With the announcement of AWS Cognito, they appear to have significantly simplified the set of mobile backend services (MBaaS) that burden and distract developers that are targeting the largest growth area in computing. From what I’ve read and discussed with colleagues that follow mobile, this set of services is considered to be very strong.
With the announcement of AWS CloudWatch Logs, they highlighted the importance of constantly monitoring and measuring systems for performance and insight. But as I walked the showfloor after the keynote, passing by multiple companies that offered SaaS-based logging services, it left me wondering about their long-term existence. I was glad to see Loggly directly address the announcement, highlighting their advanced capabilities. Loggly is a company that impressed me with not only their technology, but the thoughtfulness of their services to solve difficult customers problems. Still, I wonder if the AWS ecosystem will always be a group of temporary companies, just waiting for AWS to displace them one-by-one as they show customer growth. Platform economics vs. feature economics.
AWS continued to expand their ecosystem coopetition with the Zocalo announcement. If you’re Box.net, Dropbox or one of the many companies offering Enterprise File Sync & Share (EFSS), the day of reckoning has come to figure out that monetization model.[Disclosure: My employer EMC, owns Syncplicity, which provides EFSS services, but has pivoted to enable the service as a hybrid of on-prem and off-prem capabilities, reducing (or eliminating) the reliance on AWS.] The Zocalo service is still v1.0, and is not without faults or limitations, but it does signal a new level of economics across the AWS ecosystem.
Box.net responded to the Zocalo announcement with a new “uncapped” plan for businesses, highlighting that the cost of storage “has become negligible”. When you pair that response with the AWS announcement that SSD-backed EBS volumes are the new default, it seems to be a signal to the market that the cost of spinning rust is now $0.00 and that all-flash (or all-SSD) is the new normal. The economic tipping point of volume SSD/Flash has been reached, with or without all the advanced space-reduction capabilities, such as deduplication, compression or clones. This trend is already beginning to play out in the Enterprise on-prem marketplace.

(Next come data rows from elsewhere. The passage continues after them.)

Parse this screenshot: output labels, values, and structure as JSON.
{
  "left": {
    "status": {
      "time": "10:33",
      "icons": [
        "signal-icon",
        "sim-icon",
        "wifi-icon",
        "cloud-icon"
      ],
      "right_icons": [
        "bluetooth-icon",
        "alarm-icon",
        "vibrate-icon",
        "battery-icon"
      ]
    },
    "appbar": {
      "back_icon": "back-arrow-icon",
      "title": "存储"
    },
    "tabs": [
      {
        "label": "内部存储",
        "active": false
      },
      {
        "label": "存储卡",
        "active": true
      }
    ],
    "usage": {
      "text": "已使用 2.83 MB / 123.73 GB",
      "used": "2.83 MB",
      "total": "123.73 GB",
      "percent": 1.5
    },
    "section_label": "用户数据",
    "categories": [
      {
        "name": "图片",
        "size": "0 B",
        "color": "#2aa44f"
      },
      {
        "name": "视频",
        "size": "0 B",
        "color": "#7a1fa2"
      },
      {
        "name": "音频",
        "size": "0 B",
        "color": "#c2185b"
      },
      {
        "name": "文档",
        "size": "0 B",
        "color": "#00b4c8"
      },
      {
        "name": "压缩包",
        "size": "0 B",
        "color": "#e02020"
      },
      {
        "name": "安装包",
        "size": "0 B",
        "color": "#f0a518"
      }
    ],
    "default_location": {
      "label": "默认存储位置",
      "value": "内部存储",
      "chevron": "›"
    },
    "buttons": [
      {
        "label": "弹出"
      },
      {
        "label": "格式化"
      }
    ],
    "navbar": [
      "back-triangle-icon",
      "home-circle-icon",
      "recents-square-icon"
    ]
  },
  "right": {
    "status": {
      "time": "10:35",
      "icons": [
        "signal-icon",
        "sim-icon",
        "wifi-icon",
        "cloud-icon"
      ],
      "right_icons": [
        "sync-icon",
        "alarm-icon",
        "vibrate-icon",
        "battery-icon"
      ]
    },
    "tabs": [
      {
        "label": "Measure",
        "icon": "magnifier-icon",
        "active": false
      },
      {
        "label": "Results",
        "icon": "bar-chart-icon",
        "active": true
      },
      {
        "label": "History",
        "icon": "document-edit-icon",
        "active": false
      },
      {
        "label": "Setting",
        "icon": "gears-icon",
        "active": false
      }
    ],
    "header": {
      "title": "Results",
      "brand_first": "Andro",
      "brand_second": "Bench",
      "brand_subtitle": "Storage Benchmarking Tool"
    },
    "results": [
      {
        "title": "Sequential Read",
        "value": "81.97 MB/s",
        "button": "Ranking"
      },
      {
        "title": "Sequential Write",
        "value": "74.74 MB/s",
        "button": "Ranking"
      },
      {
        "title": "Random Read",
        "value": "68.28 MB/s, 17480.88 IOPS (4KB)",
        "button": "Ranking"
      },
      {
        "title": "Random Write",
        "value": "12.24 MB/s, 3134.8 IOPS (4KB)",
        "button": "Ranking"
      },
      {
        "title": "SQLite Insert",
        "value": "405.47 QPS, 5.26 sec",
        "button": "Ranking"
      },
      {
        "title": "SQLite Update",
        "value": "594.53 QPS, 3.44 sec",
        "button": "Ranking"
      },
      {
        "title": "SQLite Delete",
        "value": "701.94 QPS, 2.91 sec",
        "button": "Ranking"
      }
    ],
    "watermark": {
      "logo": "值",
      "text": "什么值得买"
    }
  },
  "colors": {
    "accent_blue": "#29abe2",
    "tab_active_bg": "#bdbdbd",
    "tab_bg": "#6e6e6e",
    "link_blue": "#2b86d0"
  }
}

Overall it was an interesting show. As the 800 lb. gorilla, AWS tends to set the trends for Cloud Computing. It continues to innovate, but the tone is very different than even a few years ago. The new focus on Enterprise is obviously focused on larger budgets and revenue streams, but Enterprise customers tend to be more demanding of complex capabilities. Will this shift make AWS overly complex, or slower to add new features? Are they capable of being laser-focused on Start-Ups, Enterprise and the Mobile Ecosystem all at the same time, or will we see other Cloud providers being to erode certain segments (Microsoft Azure or VMware vCHS – Enterprise; Google Compute Engine – Startups, Media, Mobile)?